YLS will present a check to FCF at a luncheon ceremony on Dec. 6, 2012 at the Tower Club. For the past 25 years, YLS has hosted local charity events with all net proceeds going directly to selected nonprofit organizations. YLS also hosted a Tee-Off Happy Hour, sponsored by Kelley / Uustal, on Oct. 4, 2012, at American Social on Las Olas to kick off the event and raise additional funds for FCF. South Florida public relations firm Boardroom Communications served as the event’s Exclusive Title Sponsor. Boardroom has won awards from JAFCO, FCF and Legal Aid Service of Broward County for its outstanding pro bono efforts.


A Decade Later, Missing Child Rilya Wilson a Lesson For Us All

November 5th, 2012   No Comments   Commentary, Court Cases

Little Rilya Wilson was born in 1996 to a homeless cocaine addict. Within two months, she was in state custody. Within a few years, she was living with Geralyn Graham and Pamela Graham (who are unrelated). By 2002, the state realized Rilya was no longer at the house. She would never been seen alive again by Florida child welfare officials. But does her lesson endure?

Rilya Wilson - Photo Credit AP

That’s the question some will ask as jury selection begins this week in the state’s case against Geralyn Graham. Rilya was living with Graham, now 66, when the child was last seen. Graham has pleaded not guilty to first-degree murder. She insists she’s innocent. A jury will decide.

But a decade on, what has society learned from the tale of Rilya and so many kids like her? If not for the news of Graham’s case, would any Floridians even remember Rilya’s story?

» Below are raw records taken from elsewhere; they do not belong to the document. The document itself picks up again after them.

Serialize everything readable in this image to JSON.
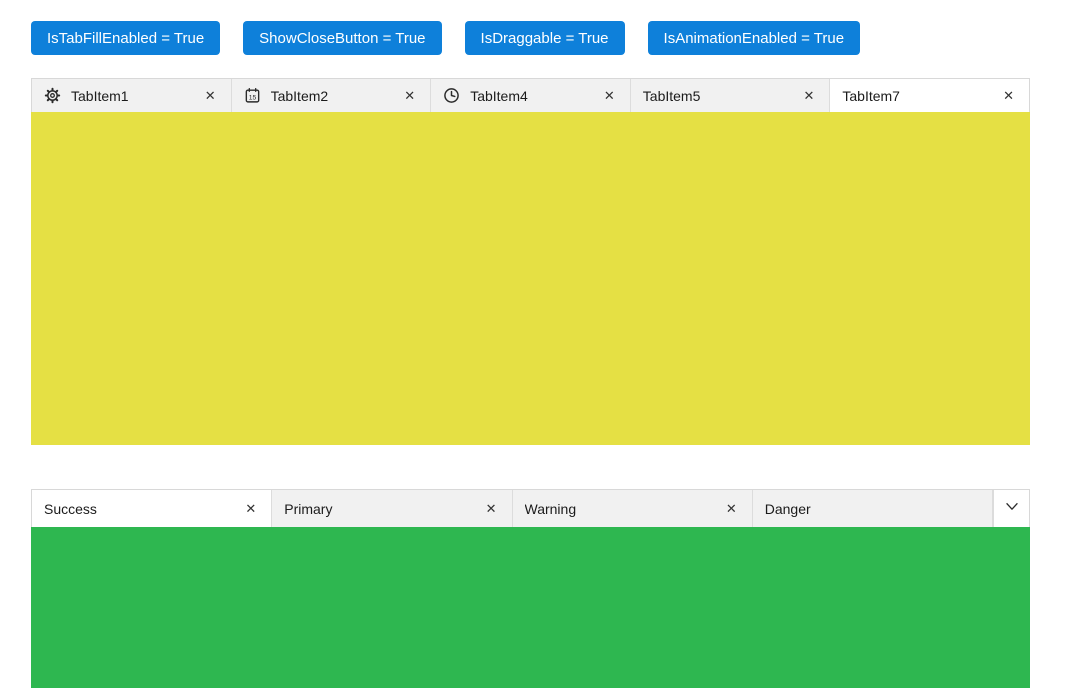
{
  "buttons": [
    "IsTabFillEnabled = True",
    "ShowCloseButton = True",
    "IsDraggable = True",
    "IsAnimationEnabled = True"
  ],
  "top_tabview": {
    "tabs": [
      {
        "label": "TabItem1",
        "icon": "gear-icon",
        "active": false
      },
      {
        "label": "TabItem2",
        "icon": "calendar-icon",
        "active": false
      },
      {
        "label": "TabItem4",
        "icon": "clock-icon",
        "active": false
      },
      {
        "label": "TabItem5",
        "icon": null,
        "active": false
      },
      {
        "label": "TabItem7",
        "icon": null,
        "active": true
      }
    ],
    "content_color": "#e5e044"
  },
  "bottom_tabview": {
    "tabs": [
      {
        "label": "Success",
        "active": true
      },
      {
        "label": "Primary",
        "active": false
      },
      {
        "label": "Warning",
        "active": false
      },
      {
        "label": "Danger",
        "active": false
      }
    ],
    "has_dropdown_button": true,
    "content_color": "#2eb750"
  },
  "glyphs": {
    "close": "✕",
    "calendar_day": "15"
  },
  "colors": {
    "button_blue": "#0e80da",
    "inactive_tab_bg": "#f1f1f1",
    "active_tab_bg": "#ffffff",
    "strip_border": "#d8d8d8",
    "yellow_content": "#e5e044",
    "green_content": "#2eb750"
  }
}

Thousands of kids live in the Florida child care system. Some a treated well by loving, caring foster families. Others, suffer lives and fates unknown. We owe them better than that.

Rilya’s name is an acronym for “remember I love you always.” We may never learn Rilya’s true fate. But we should always remember their needs and support their rights to safe, loving lives.